The US Food and Drug Administration's emergency use authorization of Pfizer and BioNTech's coronavirus vaccine is a crucial step in developing the new-generation vaccine, BioNTech CEO Ugur Sahin says.
"This is a most important milestone," Sahin told CNN in an exclusive interview. "I am really happy that we had such a good meeting and the FDA authorized the vaccine so that we are able to make our vaccine available to the US population."
The FDA authorized the vaccine late Friday night after its advisers recommended the go-ahead. The US follows several other countries in authorizing the vaccine, including Britain, which has already immunized at least 2,000 people.
The EUA was lightning fast by US regulatory standards -- especially for a vaccine using new technology.
BioNTech's vaccine uses messenger RNA, genetic material that codes for a piece of the virus's spike protein -- the outside hook that attaches to the cells the virus attacks. This mRNA prompts the human body to produce little pieces of the protein, and then produce an immune response against it.
Clinical trials in more than 40,000 people showed it was 95% effective in preventing symptomatic disease.
"The most important result is that we expect that the vaccinated people will have a much lower risk of hospitalization. So that means we expect a lower risk of hospitalizations in the US," Sahin said.
"We will not have a direct impact on the pandemic spread in the next few months since we need of course to reach a large proportion of the population to reduce the speed of the outbreak."
Pfizer has only been able to produce a few million doses for the US so far, so it will not immediately affect the pandemic, Sahin said. But after more people get vaccinated, the effects will kick in, he predicted.
"It could start depending on how fast we can do the roll out and depending also when other companies join us," he said. "It could happen at the beginning of March, middle of March, end of March to see the first effects. And I hope that with the spring season we will have by nature a lower rate of infections. And the combination of both might help us to have a better summer than the situation is now."

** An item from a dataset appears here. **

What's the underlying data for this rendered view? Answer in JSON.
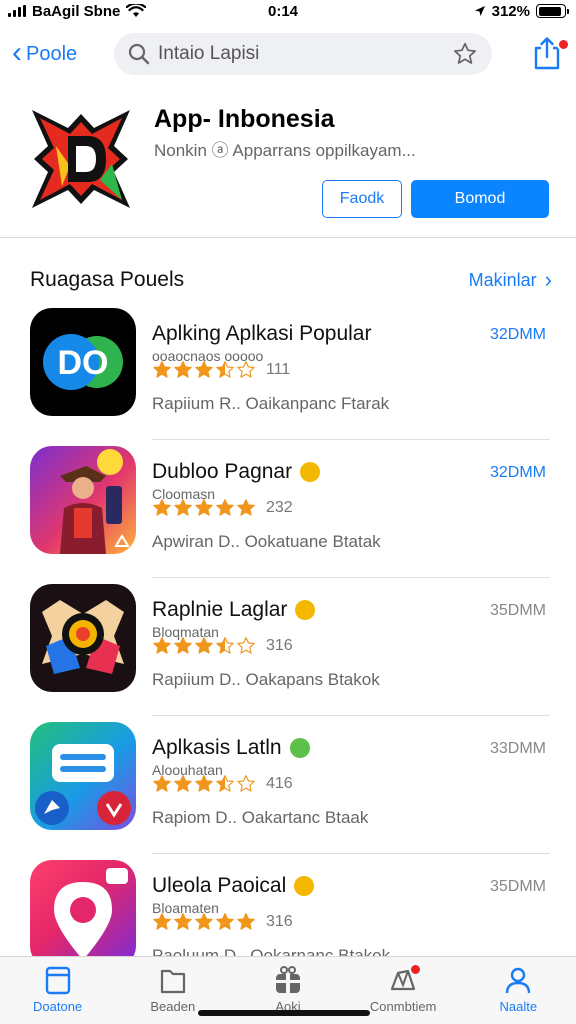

US vaccine advisers who discussed the EUA were worried about reports of allergic reactions to the vaccine -- at least two in Britain -- as well as reports that about 9% of people who received the shots in clinical trials suffered reactions including headache, fever and muscle aches that lasted as long as two days.
"Actually this is something which is well-known," Sahin said.

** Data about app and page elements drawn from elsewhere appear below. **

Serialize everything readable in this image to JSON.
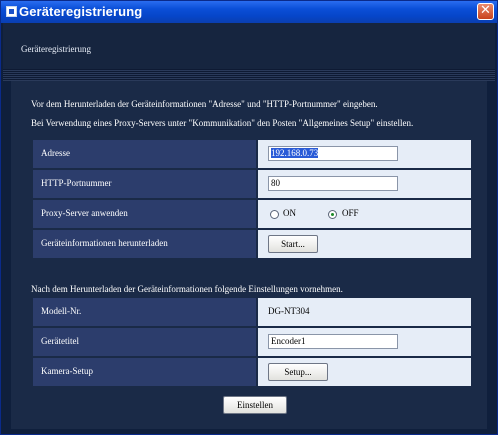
{
  "window": {
    "title": "Geräteregistrierung"
  },
  "header": {
    "title": "Geräteregistrierung"
  },
  "intro": {
    "line1": "Vor dem Herunterladen der Geräteinformationen \"Adresse\" und \"HTTP-Portnummer\" eingeben.",
    "line2": "Bei Verwendung eines Proxy-Servers unter \"Kommunikation\" den Posten \"Allgemeines Setup\" einstellen.",
    "line3": "Nach dem Herunterladen der Geräteinformationen folgende Einstellungen vornehmen."
  },
  "form": {
    "address": {
      "label": "Adresse",
      "value": "192.168.0.73"
    },
    "http_port": {
      "label": "HTTP-Portnummer",
      "value": "80"
    },
    "proxy": {
      "label": "Proxy-Server anwenden",
      "on_label": "ON",
      "off_label": "OFF",
      "selected": "OFF"
    },
    "download": {
      "label": "Geräteinformationen herunterladen",
      "button_label": "Start..."
    },
    "model": {
      "label": "Modell-Nr.",
      "value": "DG-NT304"
    },
    "device_title": {
      "label": "Gerätetitel",
      "value": "Encoder1"
    },
    "camera_setup": {
      "label": "Kamera-Setup",
      "button_label": "Setup..."
    }
  },
  "footer": {
    "apply_label": "Einstellen"
  },
  "colors": {
    "titlebar": "#0645c8",
    "panel": "#1a2a47",
    "label_cell": "#2c3d6c",
    "value_cell": "#e6edf7"
  }
}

"So people with a known anaphylactic reaction are known to be at risk for vaccination with any type of vaccine. So this is not a big surprise and there must be precautions. And one of the most important precautions is really that vaccination happens under the control of a physician," he added.

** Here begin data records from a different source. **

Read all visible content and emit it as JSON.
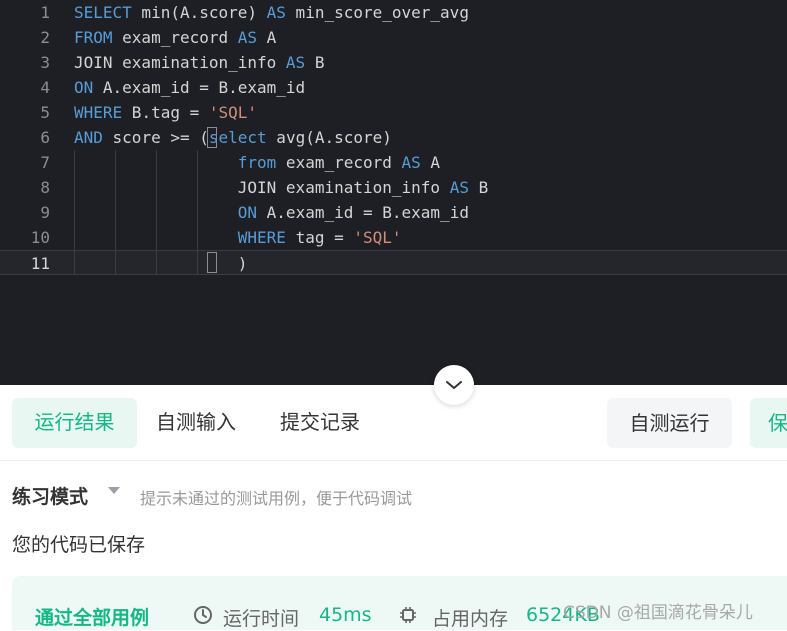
{
  "editor": {
    "current_line": 11,
    "lines": [
      {
        "n": "1",
        "tokens": [
          [
            "kw",
            "SELECT"
          ],
          [
            "t",
            " min(A.score) "
          ],
          [
            "kw",
            "AS"
          ],
          [
            "t",
            " min_score_over_avg"
          ]
        ]
      },
      {
        "n": "2",
        "tokens": [
          [
            "kw",
            "FROM"
          ],
          [
            "t",
            " exam_record "
          ],
          [
            "kw",
            "AS"
          ],
          [
            "t",
            " A"
          ]
        ]
      },
      {
        "n": "3",
        "tokens": [
          [
            "t",
            "JOIN examination_info "
          ],
          [
            "kw",
            "AS"
          ],
          [
            "t",
            " B"
          ]
        ]
      },
      {
        "n": "4",
        "tokens": [
          [
            "kw",
            "ON"
          ],
          [
            "t",
            " A.exam_id = B.exam_id"
          ]
        ]
      },
      {
        "n": "5",
        "tokens": [
          [
            "kw",
            "WHERE"
          ],
          [
            "t",
            " B.tag = "
          ],
          [
            "str",
            "'SQL'"
          ]
        ]
      },
      {
        "n": "6",
        "tokens": [
          [
            "kw",
            "AND"
          ],
          [
            "t",
            " score >= ("
          ],
          [
            "kw",
            "select"
          ],
          [
            "t",
            " avg(A.score)"
          ]
        ]
      },
      {
        "n": "7",
        "tokens": [
          [
            "t",
            "                 "
          ],
          [
            "kw",
            "from"
          ],
          [
            "t",
            " exam_record "
          ],
          [
            "kw",
            "AS"
          ],
          [
            "t",
            " A"
          ]
        ]
      },
      {
        "n": "8",
        "tokens": [
          [
            "t",
            "                 JOIN examination_info "
          ],
          [
            "kw",
            "AS"
          ],
          [
            "t",
            " B"
          ]
        ]
      },
      {
        "n": "9",
        "tokens": [
          [
            "t",
            "                 "
          ],
          [
            "kw",
            "ON"
          ],
          [
            "t",
            " A.exam_id = B.exam_id"
          ]
        ]
      },
      {
        "n": "10",
        "tokens": [
          [
            "t",
            "                 "
          ],
          [
            "kw",
            "WHERE"
          ],
          [
            "t",
            " tag = "
          ],
          [
            "str",
            "'SQL'"
          ]
        ]
      },
      {
        "n": "11",
        "tokens": [
          [
            "t",
            "                 )"
          ]
        ]
      }
    ]
  },
  "tabs": {
    "run_result": "运行结果",
    "self_input": "自测输入",
    "submit_records": "提交记录"
  },
  "actions": {
    "self_run": "自测运行",
    "save": "保"
  },
  "panel": {
    "mode": "练习模式",
    "hint": "提示未通过的测试用例，便于代码调试",
    "saved_msg": "您的代码已保存"
  },
  "result": {
    "status": "通过全部用例",
    "runtime_label": "运行时间",
    "runtime_value": "45ms",
    "memory_label": "占用内存",
    "memory_value": "6524KB"
  },
  "watermark": "CSDN @祖国滴花骨朵儿",
  "colors": {
    "editor_bg": "#1e1f24",
    "keyword": "#569cd6",
    "string": "#ce9178",
    "accent_green": "#13b884"
  },
  "icons": {
    "collapse": "chevron-down-icon",
    "mode": "caret-down-icon",
    "runtime": "clock-icon",
    "memory": "chip-icon"
  }
}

"So if severe reactions happen, the physician can react -- can provide, for example, corticosteroids. And this happened exactly in the United Kingdom. The two participants recovered after getting corticosteroids and treatment, adrenaline treatment. And the most important thing is to understand the risk profile of the individual subject and then decide on a case-by-case basis whether the vaccine should be applied or not."
Sahin said he was confident BioNTech and Pfizer had chosen the safest vaccine candidate out of a batch of possibilities.
"The safety data shows that this is a vaccine like any other anti-viral vaccine with a benign safety profile, mild and moderate side effects. Typical side effects are pain at the injection site, fever and headache in a proportion of participants. And based on the study we can say that this is a safe and highly effective vaccine," he said.
Some people have also worried that because the vaccine employs messenger RNA, it could somehow permanently affect a person's genetic makeup.
"This will not happen; mRNA does not interfere and change the DNA," Sahin said. "This is a well-known issue. It is a molecule which is transient. It is in most cells only in the cytoplasm and it degraded rapidly. So this is not a justified fear."
One question that has yet to be answered is how long the vaccine can protect people for.
"This is important. How long the immunity lasts depends on two things: one is the vaccine itself, but on the other side also the virus," Sahin said.
"We know that the virus tends to have a higher likelihood for reinfection in people who have not generated antibodies. And we also know that the antibody status required to neutralize this virus are relatively high. So that means we have to see how long the antibody response that is generated by our vaccine (lasts) -- and we know that the antibody titers are high, but we now have to monitor that three months, six months, nine months, 12 months. We have three months' data showing that the antibody titer is relatively stable but we will continue to monitor this."
Questions also remain over vaccine production. Pfizer had hoped to have hundreds of millions of doses produced by now, but has far fewer.
"We have planned to produce up to 1.3 billion doses in 2021," Sahin said.
"And now understanding that more doses might be required, we started a few weeks ago to evaluate if we can produce more doses. And this of course means that we need to understand the constraints.
"For example, the availability of raw materials, the availability of machines, of production rooms, and of fill and finish capacity. And this is exactly happening. And I anticipate that end of January we will be able to clearly state if we can produce more doses and if yes, how many more doses."
Sahin said the demand is there.
"This is needed. We anticipate that need, the worldwide need for our vaccine, is much higher than we initially estimated, since some of the vaccines that were planned for 2021 will come later," he said,